Now, note two things about Chris Steele's dossier account. In his report 2016/94 Steele supposedly writes:
1. Speaking in July 2016, a Russian source close to Rosneft President, PUTIN close associate and US-sanctioned individual, Igor SECHIN, confided the details of a recent secret meeting between him and visiting Foreign Affairs Advisor to Republican presidential candidate Donald TRUMP, Carter PAGE.
2. According to SECHIN’s associate, the Rosneft President [CEO) had raised with PAGE the issues of future bilateral energy cooperation and prospects for an associated move to lift Ukraine-related western sanctions against Russia. PAGE had reacted positively to this demarche by SECHIN but had been generally non-committal in response.
Elsewhere in the same report we also read of Page meeting another sanctioned individual, Diveykin. We also know that Page was reported to have been engaged in negotiations to close an absurdly lucrative deal with Rosneft.
It's all pure fantasy, but it is a "core lie." It's "core" because it portrays Page as allegedly engaged in "secret" (i.e., "clandestine") meetings with "sanctioned individuals" with whom he is suspected to have business dealings as well as intelligence dealings. That checks two boxes for FISA. First, the requirement for "clandestine" intelligence activity. Second, the dealings with sanctioned individuals at least arguably involves Page in violation of US criminal statutes.
This report was written by Steele--or by somebody--in about early July, 2016. That's before Crossfire Hurricane was opened, but we know that Carter Page had been very much on the FBI's radar ever since he was named as an adviser to Trump, in March, 2016.
My question is this: Is it pure coincidence that Steele's reporting--even before Crossfire Hurricane was officially opened--hits on every single necessary legal requirement for a FISA? These legal requirements are technical, very specific for those not involved with FISA, and even a bit arcane in their legal definitions. Was Steele really so knowledgeable about FISA's requirements? Or did someone coach him about exactly what was needed in his reporting?

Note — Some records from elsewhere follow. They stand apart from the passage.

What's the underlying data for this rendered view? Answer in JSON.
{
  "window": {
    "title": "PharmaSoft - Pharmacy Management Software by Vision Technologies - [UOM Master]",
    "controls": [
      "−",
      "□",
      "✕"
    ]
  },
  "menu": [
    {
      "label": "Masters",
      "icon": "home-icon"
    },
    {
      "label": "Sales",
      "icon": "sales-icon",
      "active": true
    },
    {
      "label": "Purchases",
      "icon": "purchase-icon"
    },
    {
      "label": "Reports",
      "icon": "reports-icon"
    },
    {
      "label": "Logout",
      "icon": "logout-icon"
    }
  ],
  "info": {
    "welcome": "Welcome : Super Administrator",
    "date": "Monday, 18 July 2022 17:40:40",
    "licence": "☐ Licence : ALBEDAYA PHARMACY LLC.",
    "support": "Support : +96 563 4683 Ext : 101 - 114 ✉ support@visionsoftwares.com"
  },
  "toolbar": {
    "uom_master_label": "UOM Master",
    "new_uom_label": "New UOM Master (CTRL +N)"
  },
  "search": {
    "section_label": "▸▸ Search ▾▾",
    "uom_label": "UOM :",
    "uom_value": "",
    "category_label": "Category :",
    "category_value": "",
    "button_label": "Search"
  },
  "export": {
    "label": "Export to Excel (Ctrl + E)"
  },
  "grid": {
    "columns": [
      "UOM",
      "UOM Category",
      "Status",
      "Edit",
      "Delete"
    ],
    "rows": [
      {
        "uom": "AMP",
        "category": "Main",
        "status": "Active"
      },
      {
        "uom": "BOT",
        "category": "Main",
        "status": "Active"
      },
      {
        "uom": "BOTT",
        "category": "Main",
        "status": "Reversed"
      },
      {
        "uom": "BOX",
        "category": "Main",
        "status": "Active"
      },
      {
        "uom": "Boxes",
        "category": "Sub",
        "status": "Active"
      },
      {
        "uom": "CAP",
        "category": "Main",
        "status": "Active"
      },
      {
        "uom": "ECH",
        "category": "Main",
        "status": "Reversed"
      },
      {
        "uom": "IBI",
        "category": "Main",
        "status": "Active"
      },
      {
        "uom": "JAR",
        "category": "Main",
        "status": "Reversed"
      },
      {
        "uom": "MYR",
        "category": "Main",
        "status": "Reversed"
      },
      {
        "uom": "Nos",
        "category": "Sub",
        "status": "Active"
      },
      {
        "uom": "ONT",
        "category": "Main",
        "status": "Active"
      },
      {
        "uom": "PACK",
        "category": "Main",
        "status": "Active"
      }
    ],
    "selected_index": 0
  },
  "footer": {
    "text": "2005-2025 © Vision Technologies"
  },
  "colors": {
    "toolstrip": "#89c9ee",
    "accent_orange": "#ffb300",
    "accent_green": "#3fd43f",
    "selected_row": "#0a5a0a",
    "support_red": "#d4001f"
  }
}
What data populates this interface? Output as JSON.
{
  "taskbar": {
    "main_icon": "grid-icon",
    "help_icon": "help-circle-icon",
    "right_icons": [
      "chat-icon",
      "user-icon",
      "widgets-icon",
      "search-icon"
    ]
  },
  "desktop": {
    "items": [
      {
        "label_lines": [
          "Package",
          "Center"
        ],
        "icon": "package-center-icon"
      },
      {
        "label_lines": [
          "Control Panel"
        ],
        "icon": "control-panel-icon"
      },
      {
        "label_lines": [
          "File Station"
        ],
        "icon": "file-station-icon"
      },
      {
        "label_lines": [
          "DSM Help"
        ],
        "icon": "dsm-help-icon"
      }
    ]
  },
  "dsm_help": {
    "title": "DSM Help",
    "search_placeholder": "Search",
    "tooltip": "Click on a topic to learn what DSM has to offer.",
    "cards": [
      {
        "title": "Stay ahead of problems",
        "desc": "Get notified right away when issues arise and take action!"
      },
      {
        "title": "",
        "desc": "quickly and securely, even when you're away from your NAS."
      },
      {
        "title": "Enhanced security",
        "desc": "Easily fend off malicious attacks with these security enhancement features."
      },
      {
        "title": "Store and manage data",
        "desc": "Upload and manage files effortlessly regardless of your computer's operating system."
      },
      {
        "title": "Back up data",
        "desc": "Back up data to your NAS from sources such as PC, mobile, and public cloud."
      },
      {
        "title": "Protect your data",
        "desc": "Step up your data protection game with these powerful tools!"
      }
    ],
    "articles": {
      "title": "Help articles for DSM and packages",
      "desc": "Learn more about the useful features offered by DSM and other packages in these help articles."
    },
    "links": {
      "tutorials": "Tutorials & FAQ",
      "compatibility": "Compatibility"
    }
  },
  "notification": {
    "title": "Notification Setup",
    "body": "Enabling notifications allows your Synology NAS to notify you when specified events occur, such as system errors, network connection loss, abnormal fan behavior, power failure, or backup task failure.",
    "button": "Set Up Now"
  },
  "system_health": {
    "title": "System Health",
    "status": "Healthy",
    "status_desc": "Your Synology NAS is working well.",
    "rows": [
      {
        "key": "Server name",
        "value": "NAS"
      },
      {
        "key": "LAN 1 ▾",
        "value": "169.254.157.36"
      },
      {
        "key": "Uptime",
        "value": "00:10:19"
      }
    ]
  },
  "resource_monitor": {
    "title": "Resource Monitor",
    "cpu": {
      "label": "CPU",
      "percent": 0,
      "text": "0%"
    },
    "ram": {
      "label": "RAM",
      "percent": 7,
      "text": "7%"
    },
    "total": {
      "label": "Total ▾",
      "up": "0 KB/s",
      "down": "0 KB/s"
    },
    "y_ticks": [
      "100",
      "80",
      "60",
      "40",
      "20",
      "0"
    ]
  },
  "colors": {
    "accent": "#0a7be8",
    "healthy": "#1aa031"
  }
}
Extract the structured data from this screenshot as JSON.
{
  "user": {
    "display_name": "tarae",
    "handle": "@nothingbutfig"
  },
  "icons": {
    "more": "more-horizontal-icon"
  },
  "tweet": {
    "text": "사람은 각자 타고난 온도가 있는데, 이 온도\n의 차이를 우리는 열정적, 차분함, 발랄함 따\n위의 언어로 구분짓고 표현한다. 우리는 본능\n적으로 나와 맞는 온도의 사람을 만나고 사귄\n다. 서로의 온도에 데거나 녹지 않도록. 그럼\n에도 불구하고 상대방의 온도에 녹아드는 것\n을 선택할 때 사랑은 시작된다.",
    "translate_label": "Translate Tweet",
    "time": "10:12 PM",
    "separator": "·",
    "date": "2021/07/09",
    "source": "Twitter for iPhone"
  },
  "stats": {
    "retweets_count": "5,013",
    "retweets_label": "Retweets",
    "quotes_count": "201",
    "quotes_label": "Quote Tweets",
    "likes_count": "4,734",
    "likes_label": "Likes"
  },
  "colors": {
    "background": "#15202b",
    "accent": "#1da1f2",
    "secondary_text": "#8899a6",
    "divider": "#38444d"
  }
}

If I were in charge of debriefing Steele, I would absolutely have grilled Steele on those aspects of his reporting. I don't believe in coincidences that are this specific. Or, at a minimum, I need to be convinced. Otherwise, I'll continue to suspect that the general outlines for what became Crossfire Hurricane were in the works for months before the case was actually opened.